Great Lakes was originally founded in the 1930’s as a gas exploration company. It was originally called McClanahan Oil Company. The company bought Great Lakes Chemical Corporation in 1948. Discovering large bromine deposits in Arkansas, the company climbed to the top of the bromine business. The company spent a lot of time developing and producing chemicals used for water treatment, household cleaners, flame retardants, fire suppressants, and performance. This was the company’s main source of revenue until they acquired a company named Octel Associates in 1989.
Octel Associates specialized in TEL (tetraethyl lead). Although Great Lakes wasn’t originally into producing a lead additive, it soon accounted for half of their operating profit.

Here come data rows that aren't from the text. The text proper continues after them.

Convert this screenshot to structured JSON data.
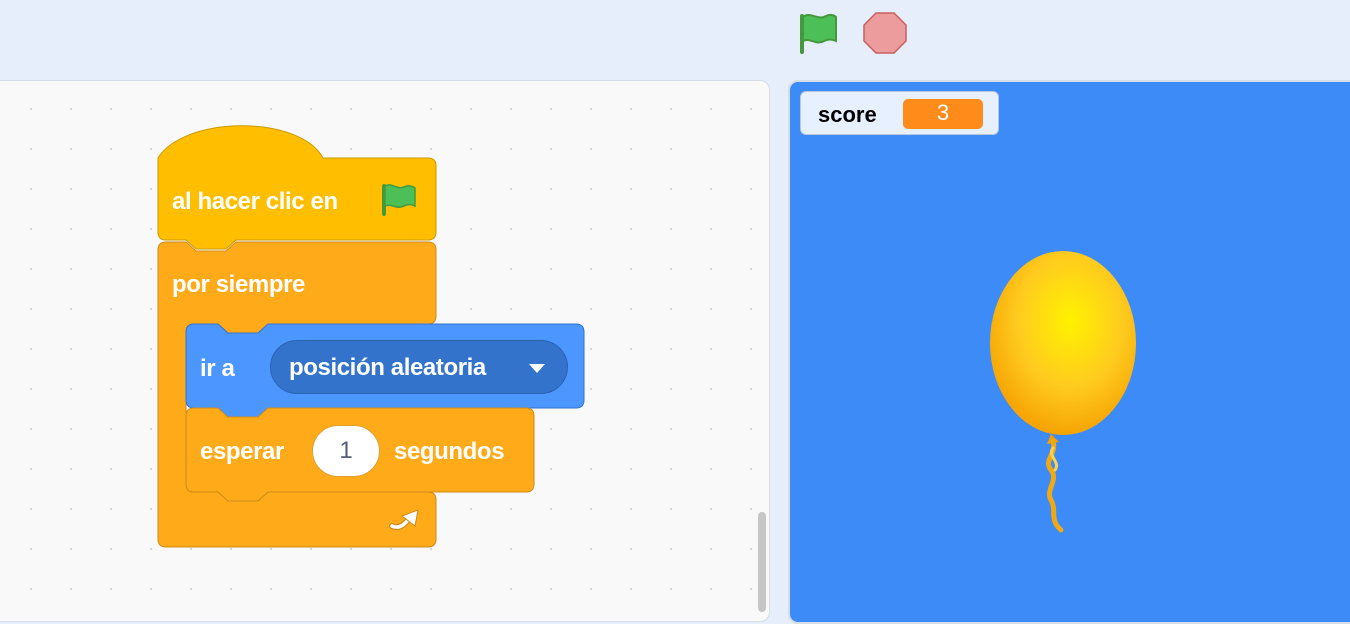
{
  "toolbar": {
    "green_flag_icon": "green-flag-icon",
    "stop_icon": "stop-sign-icon"
  },
  "script": {
    "hat_label": "al hacer clic en",
    "forever_label": "por siempre",
    "goto_label": "ir a",
    "goto_target": "posición aleatoria",
    "wait_label": "esperar",
    "wait_value": "1",
    "wait_unit": "segundos"
  },
  "stage": {
    "monitor_name": "score",
    "monitor_value": "3",
    "sprite": "balloon"
  },
  "colors": {
    "events": "#ffbf00",
    "control": "#ffab19",
    "motion": "#4c97ff",
    "stage_bg": "#3d8bf7",
    "monitor_value": "#ff8c1a"
  }
}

Octel provided them Great Lakes with large amounts of bromine, so they decided to take on the negative affect’s dealing with the negative feedback from Lead Addatives. Growing into a multinational presence, Great Lakes slowed interest in bromine when they discovered the large amounts of profits coming from TEL. By the 21’s century, lead gasoline was banned in most developing countries.

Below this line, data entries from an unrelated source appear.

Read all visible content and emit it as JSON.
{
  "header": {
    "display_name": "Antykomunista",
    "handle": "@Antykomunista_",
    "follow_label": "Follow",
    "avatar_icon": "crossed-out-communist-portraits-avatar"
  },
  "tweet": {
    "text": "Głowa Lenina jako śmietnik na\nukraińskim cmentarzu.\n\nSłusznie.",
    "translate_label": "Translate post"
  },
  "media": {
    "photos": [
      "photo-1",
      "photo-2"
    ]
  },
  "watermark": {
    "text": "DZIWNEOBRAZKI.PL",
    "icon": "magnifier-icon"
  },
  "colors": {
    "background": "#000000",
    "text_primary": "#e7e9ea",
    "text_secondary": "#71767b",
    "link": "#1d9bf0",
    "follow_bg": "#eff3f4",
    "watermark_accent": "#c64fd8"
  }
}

Negative side effects were beginning to bring much attention to the company. TEL from gasoline was being used, then entered the atmosphere from exhaust. This allowed large amounts of lead to be absorbed by citizens. Side effects from TEL are, adverse effects of the neurological system, kidneys, and cardiovascular system; hypertension in adults, increase blood pressure, and cardiovascular disease. Children were affected even more than adults because their bodies absorbed 40 to 50% of TEL, compared to 10 to 15% as adults.

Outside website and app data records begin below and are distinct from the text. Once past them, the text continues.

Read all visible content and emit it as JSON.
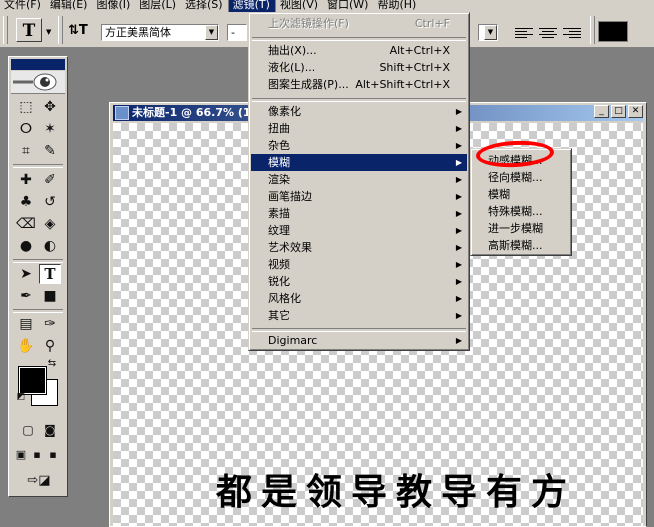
{
  "menubar": {
    "items": [
      "文件(F)",
      "编辑(E)",
      "图像(I)",
      "图层(L)",
      "选择(S)",
      "滤镜(T)",
      "视图(V)",
      "窗口(W)",
      "帮助(H)"
    ],
    "active_index": 5
  },
  "options": {
    "tool_glyph": "T",
    "orient_glyph": "⇅T",
    "font_family": "方正美黑简体",
    "font_style": "-",
    "size_suffix": ""
  },
  "document": {
    "title": "未标题-1 @ 66.7% (1",
    "text": "都是领导教导有方"
  },
  "filter_menu": {
    "items": [
      {
        "label": "上次滤镜操作(F)",
        "shortcut": "Ctrl+F",
        "disabled": true
      },
      {
        "label": "抽出(X)...",
        "shortcut": "Alt+Ctrl+X"
      },
      {
        "label": "液化(L)...",
        "shortcut": "Shift+Ctrl+X"
      },
      {
        "label": "图案生成器(P)...",
        "shortcut": "Alt+Shift+Ctrl+X"
      },
      {
        "label": "像素化"
      },
      {
        "label": "扭曲"
      },
      {
        "label": "杂色"
      },
      {
        "label": "模糊"
      },
      {
        "label": "渲染"
      },
      {
        "label": "画笔描边"
      },
      {
        "label": "素描"
      },
      {
        "label": "纹理"
      },
      {
        "label": "艺术效果"
      },
      {
        "label": "视频"
      },
      {
        "label": "锐化"
      },
      {
        "label": "风格化"
      },
      {
        "label": "其它"
      },
      {
        "label": "Digimarc"
      }
    ]
  },
  "blur_submenu": {
    "items": [
      "动感模糊...",
      "径向模糊...",
      "模糊",
      "特殊模糊...",
      "进一步模糊",
      "高斯模糊..."
    ]
  },
  "colors": {
    "highlight": "#0a246a",
    "annotation": "#ff0000"
  }
}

Although TEL was banned in developed countries, there was still a large market available. By 1994 59% of Great Lake’s Operating profit was secured from Octel (TEL). This was a large problem because over half of their OP was coming from an area that was becoming an environmental, socioeconomic issue. This problem was becoming larger as environmentalists made their situation public. Due to the gold mine of money created from TEL, Great Lakes knew they would be dealing with this issue for a very long time. It was not economically favorable for their company to stop selling TEL.
They had also acquired around 90% of the market, if they were to drop out of the business there would still be a large demand for their product. The Great lakes Chemical Corporation received a large amount of backlash from environmentalists by the mid 90’s. The company made it clear an effort was going to attempt to move their company away from TEL by finding new products to substitute, without the negative effects. The company came up with three policy options to improve their situation. The first policy declared that the company would continue to sell TEL to developing companies.
This would keep the company in a strong financial position, while helping the countries using TEL to continue moving forward. This option would bring much environmental feedback and perhaps give the company a permanent “black eye”. The second Policy stated the company would remove itself from leaded gasoline; this would exit itself from the environmental issue all together. This would maintain a strong reputation for the company, however would cut their operating profits by over half! The third policy would to aggressively move away from the Lead marketplace.
Creating a proposed dead line to work their way out of the industry. This would keep the company from immediate monetary issues, and allow the company to keep doors open for new products. The company may be able to persuade the countries to force policies to move to un-leaded fuels. Great lakes company changed its name to Chemtura in 2005 after combining with Cropton Corporation. While moving into greener products, Chemtura ran into many environmental issues that would eventually send the company into bankruptcy. Late December 2011, Chemtura came to many settlements to get them out of bankruptcy.
The company now faces a long road that will hopefully allow them to reimburse all payments, and fix all damage created by the company. When the Great Lakes Company started out, their future was unsure. The product that would bring them the most profits, would also be the product that brought them the most issues. The company could have avoided this issue if they had removed themselves from their harmful market when issues first arose. Poor decisions, can crumble even the largest companies. To avoid these decisions a company must frequently address issues involved with their company.